Published: 2019-03-15 12:01
Last Updated: 2019-03-15 12:05
Since the outbreak of the Syrian war eight years ago, more than 370,000 people have died, including more than 112,000 civilians, the Syrian Observatory said Friday.
Since mid-March 2011, Syria has witnessed a bloody conflict, which began with peaceful protests against the regime, which were soon met with repression and force before it became a destructive, multi-party war.
The Observatory has documented the deaths of 371,222 people since the outbreak of the conflict on March 15, 2011, including more than 112,000 civilians, adding that more than 21,000 children and 13,000 women were among those killed.
The latest toll according to the Observatory on 13 September was more than 360,000 deaths.
With regard to non-civilian deaths, the Observatory counted the deaths of more than 125,000 members of the regime and its pro-Syrian and non-Syrian armed forces, more than half of them Syrian soldiers, including 1,677 members of the Lebanese Hezbollah, which has been openly fighting in Syria since 2013 .
In contrast, at least 67,000 fighters from the opposition and terrorist factions and Syria's democratic forces, the most important of which are Kurdish units, have been killed.
Some 66,000 terrorist fighters from ISIS and Jabhat Fatah al-Sham (the former Nasra Front), as well as foreign fighters of other extremist militant factions, have been killed.
According to the Observatory, these statistics include those whose deaths were documented during the fighting but does not include those who died as a result of torture in government prisons or missing persons and detainees in several places in Syria.
Apart from human losses, the conflict has caused massive destruction of infrastructure, estimated by the United Nations to cost about $ 400 billion.

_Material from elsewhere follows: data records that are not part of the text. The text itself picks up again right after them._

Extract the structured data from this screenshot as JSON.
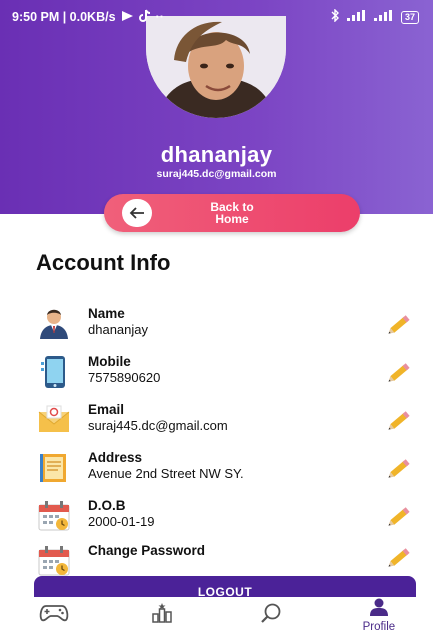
{
  "status_bar": {
    "time_info": "9:50 PM | 0.0KB/s",
    "extras": "··",
    "battery": "37"
  },
  "profile": {
    "name": "dhananjay",
    "email": "suraj445.dc@gmail.com"
  },
  "back_button": {
    "line1": "Back to",
    "line2": "Home"
  },
  "section_title": "Account Info",
  "rows": [
    {
      "label": "Name",
      "value": "dhananjay",
      "icon": "person-icon"
    },
    {
      "label": "Mobile",
      "value": "7575890620",
      "icon": "phone-icon"
    },
    {
      "label": "Email",
      "value": "suraj445.dc@gmail.com",
      "icon": "envelope-icon"
    },
    {
      "label": "Address",
      "value": "Avenue 2nd Street NW SY.",
      "icon": "notebook-icon"
    },
    {
      "label": "D.O.B",
      "value": "2000-01-19",
      "icon": "calendar-icon"
    },
    {
      "label": "Change Password",
      "value": "",
      "icon": "calendar-icon"
    }
  ],
  "logout_label": "LOGOUT",
  "nav": {
    "profile_label": "Profile"
  },
  "colors": {
    "header": "#6a2fb4",
    "accent": "#ec3e6a",
    "logout": "#4b2298",
    "nav_active": "#4a2a88"
  }
}
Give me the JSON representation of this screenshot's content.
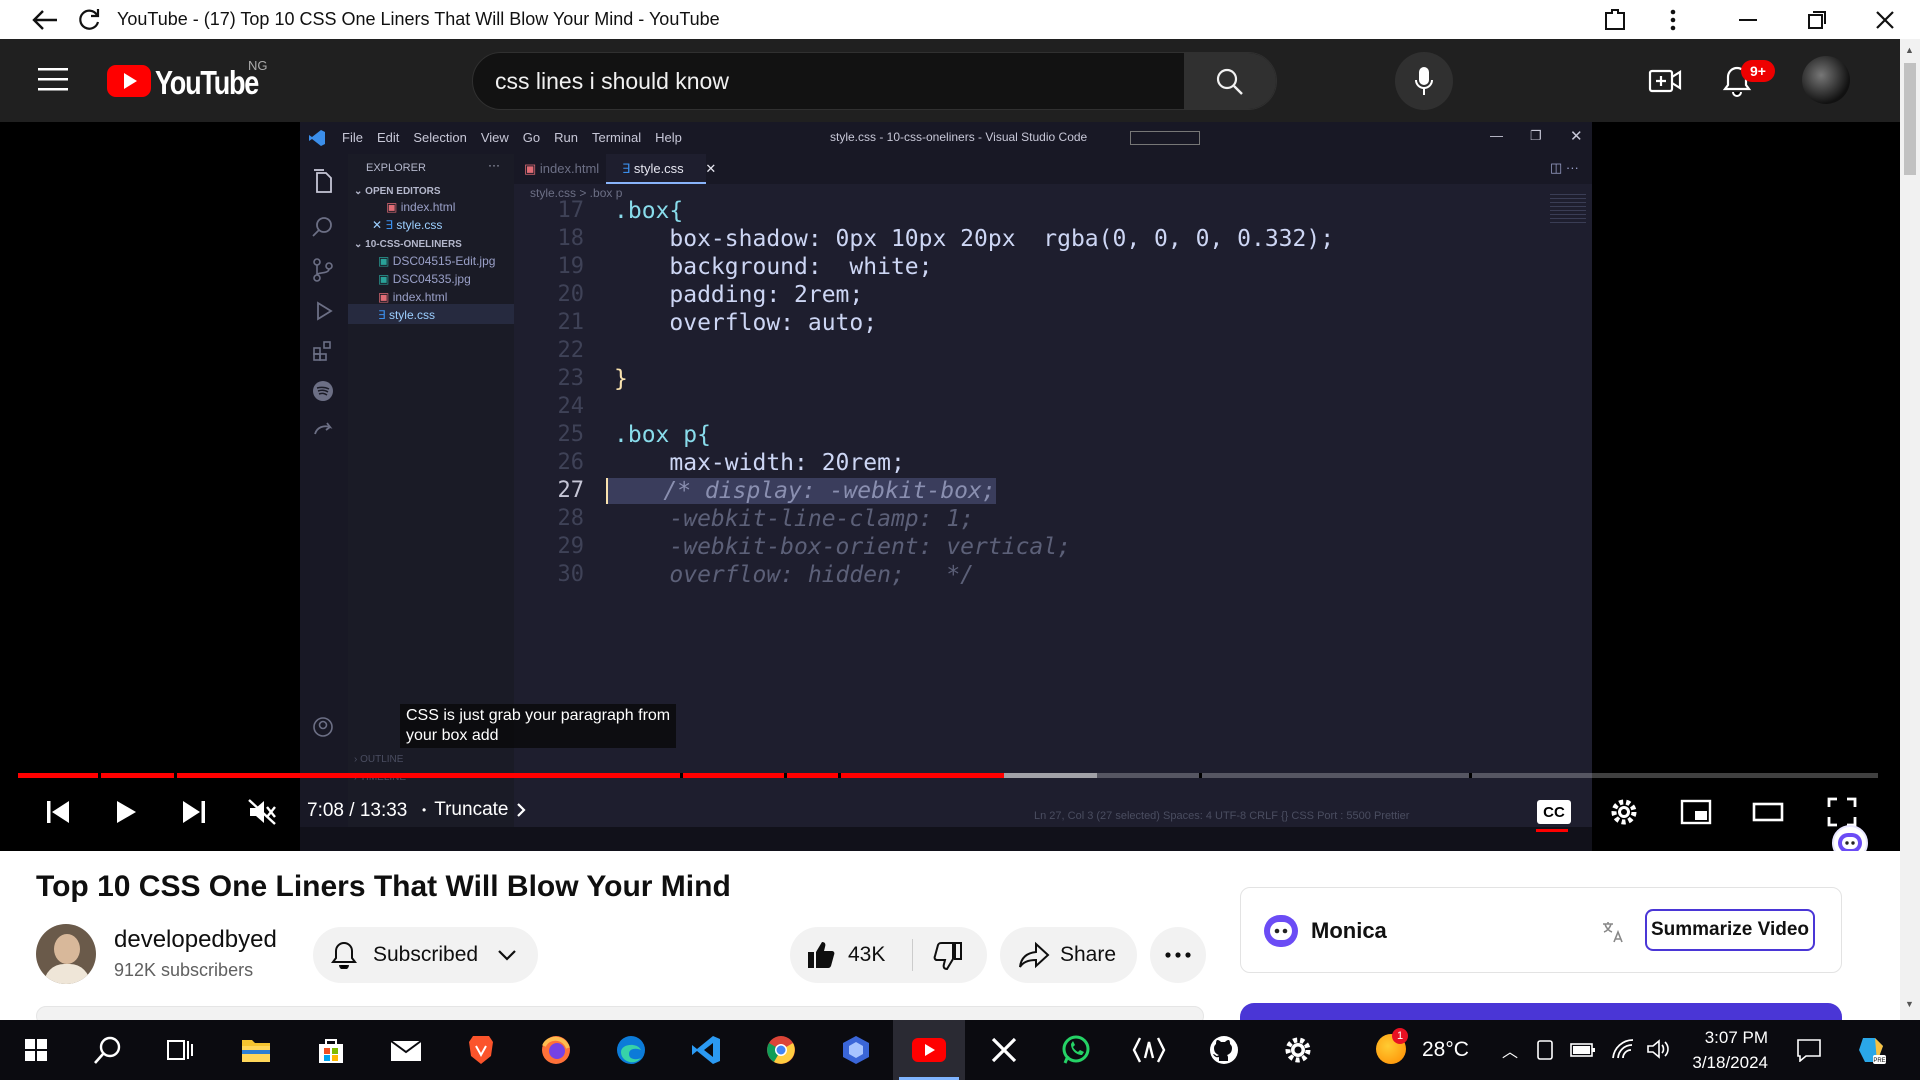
{
  "window": {
    "title": "YouTube - (17) Top 10 CSS One Liners That Will Blow Your Mind - YouTube"
  },
  "header": {
    "logo_text": "YouTube",
    "region": "NG",
    "search_value": "css lines i should know",
    "notifications_badge": "9+"
  },
  "vscode": {
    "menu": [
      "File",
      "Edit",
      "Selection",
      "View",
      "Go",
      "Run",
      "Terminal",
      "Help"
    ],
    "window_title": "style.css - 10-css-oneliners - Visual Studio Code",
    "explorer_label": "EXPLORER",
    "open_editors_label": "OPEN EDITORS",
    "open_editors": [
      "index.html",
      "style.css"
    ],
    "folder_label": "10-CSS-ONELINERS",
    "files": [
      "DSC04515-Edit.jpg",
      "DSC04535.jpg",
      "index.html",
      "style.css"
    ],
    "tabs": [
      "index.html",
      "style.css"
    ],
    "breadcrumb": "style.css > .box p",
    "outline_label": "OUTLINE",
    "timeline_label": "TIMELINE",
    "status_text": "Ln 27, Col 3 (27 selected)   Spaces: 4   UTF-8   CRLF   {} CSS   Port : 5500   Prettier",
    "code_lines": [
      {
        "num": "17",
        "text": ".box{"
      },
      {
        "num": "18",
        "text": "    box-shadow: 0px 10px 20px  rgba(0, 0, 0, 0.332);"
      },
      {
        "num": "19",
        "text": "    background:  white;"
      },
      {
        "num": "20",
        "text": "    padding: 2rem;"
      },
      {
        "num": "21",
        "text": "    overflow: auto;"
      },
      {
        "num": "22",
        "text": ""
      },
      {
        "num": "23",
        "text": "}"
      },
      {
        "num": "24",
        "text": ""
      },
      {
        "num": "25",
        "text": ".box p{"
      },
      {
        "num": "26",
        "text": "    max-width: 20rem;"
      },
      {
        "num": "27",
        "text": "    /* display: -webkit-box;"
      },
      {
        "num": "28",
        "text": "    -webkit-line-clamp: 1;"
      },
      {
        "num": "29",
        "text": "    -webkit-box-orient: vertical;"
      },
      {
        "num": "30",
        "text": "    overflow: hidden;   */"
      }
    ]
  },
  "player": {
    "caption_line1": "CSS is just grab your paragraph from",
    "caption_line2": "your box add",
    "time": "7:08 / 13:33",
    "chapter": "Truncate",
    "progress_fraction": 0.53,
    "buffered_fraction": 0.58,
    "cc_label": "CC"
  },
  "video": {
    "title": "Top 10 CSS One Liners That Will Blow Your Mind",
    "channel": "developedbyed",
    "subscribers": "912K subscribers",
    "subscribed_label": "Subscribed",
    "likes": "43K",
    "share_label": "Share"
  },
  "monica": {
    "name": "Monica",
    "summarize_label": "Summarize Video"
  },
  "taskbar": {
    "weather": "28°C",
    "weather_badge": "1",
    "time": "3:07 PM",
    "date": "3/18/2024"
  },
  "colors": {
    "youtube_red": "#ff0000",
    "monica_purple": "#4a36d6",
    "header_bg": "#202020"
  }
}
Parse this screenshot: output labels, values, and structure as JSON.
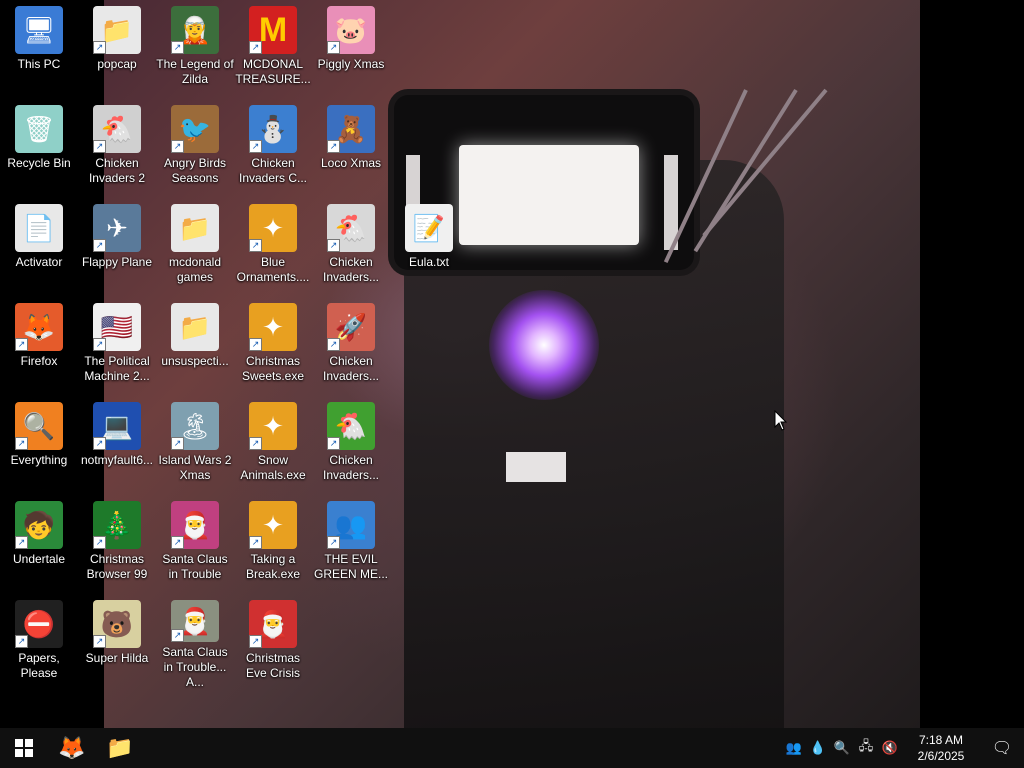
{
  "desktop": {
    "icons": [
      {
        "label": "This PC",
        "emoji": "🖥",
        "bg": "#3a7bd5"
      },
      {
        "label": "popcap",
        "emoji": "📁",
        "bg": "#e8e8e8"
      },
      {
        "label": "The Legend of Zilda",
        "emoji": "🧝",
        "bg": "#3c6e3c"
      },
      {
        "label": "MCDONAL TREASURE...",
        "emoji": "M",
        "bg": "#d32020"
      },
      {
        "label": "Piggly Xmas",
        "emoji": "🐷",
        "bg": "#e98fb8"
      },
      {
        "label": "Recycle Bin",
        "emoji": "🗑",
        "bg": "#8fd0c8"
      },
      {
        "label": "Chicken Invaders 2",
        "emoji": "🐔",
        "bg": "#d0d0d0"
      },
      {
        "label": "Angry Birds Seasons",
        "emoji": "🐦",
        "bg": "#9b6b3a"
      },
      {
        "label": "Chicken Invaders C...",
        "emoji": "⛄",
        "bg": "#3c7fd0"
      },
      {
        "label": "Loco Xmas",
        "emoji": "🧸",
        "bg": "#3a6fc0"
      },
      {
        "label": "Activator",
        "emoji": "📄",
        "bg": "#e8e8e8"
      },
      {
        "label": "Flappy Plane",
        "emoji": "✈",
        "bg": "#5a7a9a"
      },
      {
        "label": "mcdonald games",
        "emoji": "📁",
        "bg": "#e8e8e8"
      },
      {
        "label": "Blue Ornaments....",
        "emoji": "✦",
        "bg": "#e8a020"
      },
      {
        "label": "Chicken Invaders...",
        "emoji": "🐔",
        "bg": "#d8d8d8"
      },
      {
        "label": "Eula.txt",
        "emoji": "📝",
        "bg": "#f0f0f0"
      },
      {
        "label": "Firefox",
        "emoji": "🦊",
        "bg": "#e55b2b"
      },
      {
        "label": "The Political Machine 2...",
        "emoji": "🇺🇸",
        "bg": "#f0f0f0"
      },
      {
        "label": "unsuspecti...",
        "emoji": "📁",
        "bg": "#e8e8e8"
      },
      {
        "label": "Christmas Sweets.exe",
        "emoji": "✦",
        "bg": "#e8a020"
      },
      {
        "label": "Chicken Invaders...",
        "emoji": "🚀",
        "bg": "#d06050"
      },
      {
        "label": "Everything",
        "emoji": "🔍",
        "bg": "#f08020"
      },
      {
        "label": "notmyfault6...",
        "emoji": "💻",
        "bg": "#1f4fb0"
      },
      {
        "label": "Island Wars 2 Xmas",
        "emoji": "🏝",
        "bg": "#7fa0b0"
      },
      {
        "label": "Snow Animals.exe",
        "emoji": "✦",
        "bg": "#e8a020"
      },
      {
        "label": "Chicken Invaders...",
        "emoji": "🐔",
        "bg": "#40a030"
      },
      {
        "label": "Undertale",
        "emoji": "🧒",
        "bg": "#2a8a3a"
      },
      {
        "label": "Christmas Browser 99",
        "emoji": "🎄",
        "bg": "#1e7a2a"
      },
      {
        "label": "Santa Claus in Trouble",
        "emoji": "🎅",
        "bg": "#c04080"
      },
      {
        "label": "Taking a Break.exe",
        "emoji": "✦",
        "bg": "#e8a020"
      },
      {
        "label": "THE EVIL GREEN ME...",
        "emoji": "👥",
        "bg": "#3a80d0"
      },
      {
        "label": "Papers, Please",
        "emoji": "⛔",
        "bg": "#202020"
      },
      {
        "label": "Super Hilda",
        "emoji": "🐻",
        "bg": "#d8d0a0"
      },
      {
        "label": "Santa Claus in Trouble... A...",
        "emoji": "🎅",
        "bg": "#8a9080"
      },
      {
        "label": "Christmas Eve Crisis",
        "emoji": "🎅",
        "bg": "#d03030"
      }
    ]
  },
  "taskbar": {
    "start_label": "Start",
    "pinned": [
      {
        "name": "Firefox",
        "emoji": "🦊"
      },
      {
        "name": "File Explorer",
        "emoji": "📁"
      }
    ],
    "tray": [
      "👥",
      "💧",
      "🔍",
      "🖧",
      "🔇"
    ],
    "time": "7:18 AM",
    "date": "2/6/2025",
    "notification_glyph": "🗨"
  }
}
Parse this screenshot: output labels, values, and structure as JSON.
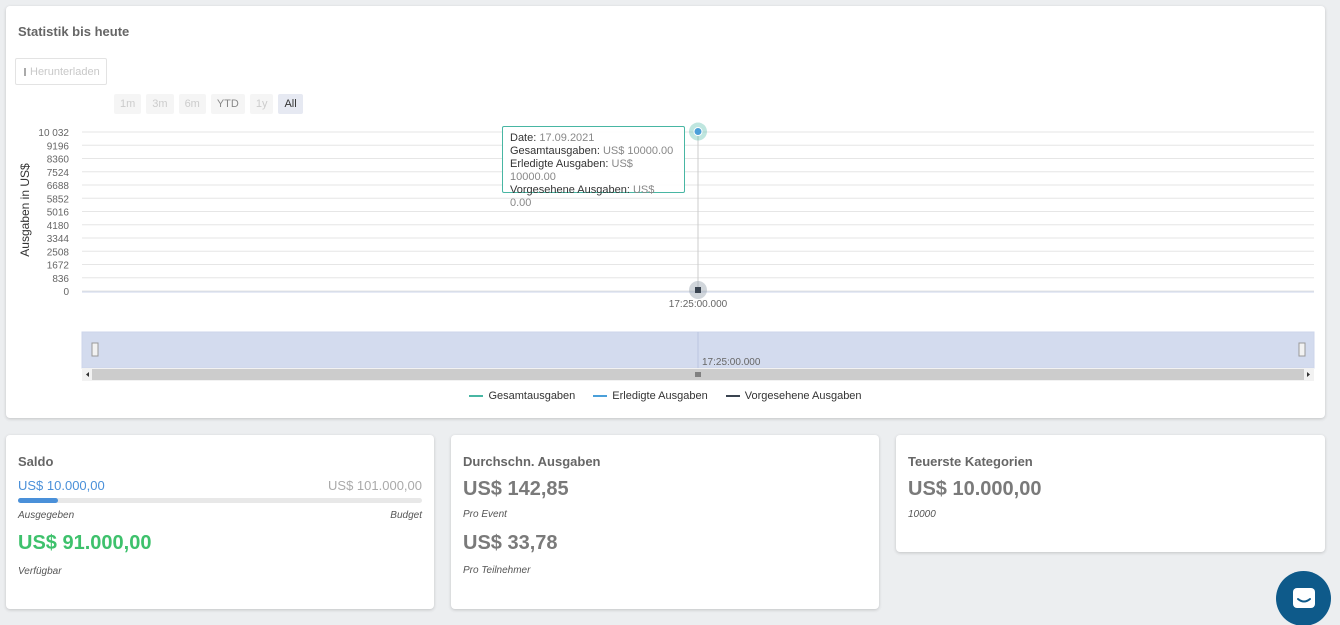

It also displaced more than half of the population both inside and outside the country.
The Syrian government forces now control about two-thirds of the country's territory after it managed to resolve several fronts at the expense of the opposition factions and jihadists, thanks to the support of its allies, especially Russia, since the start of military intervention in September 2015.
Several areas remain outside the control of government forces, most notably Kurdish-dominated areas of oil and gas fields in the north and northeast of the country.
The Kurdish and Arab factions backed by the US-led international coalition are still fighting battles in eastern Syria to crack down on the terrorist organization ISIS.
Jabhat Fatah al-Sham controls Idlib in the Northwest, which houses about 3 million people, half of whom are displaced from other provinces.
A Russian-Turkish agreement reached in September protects the province from an attack Damascus has long threatened to launch. Idlib has been the target of an escalation in recent weeks.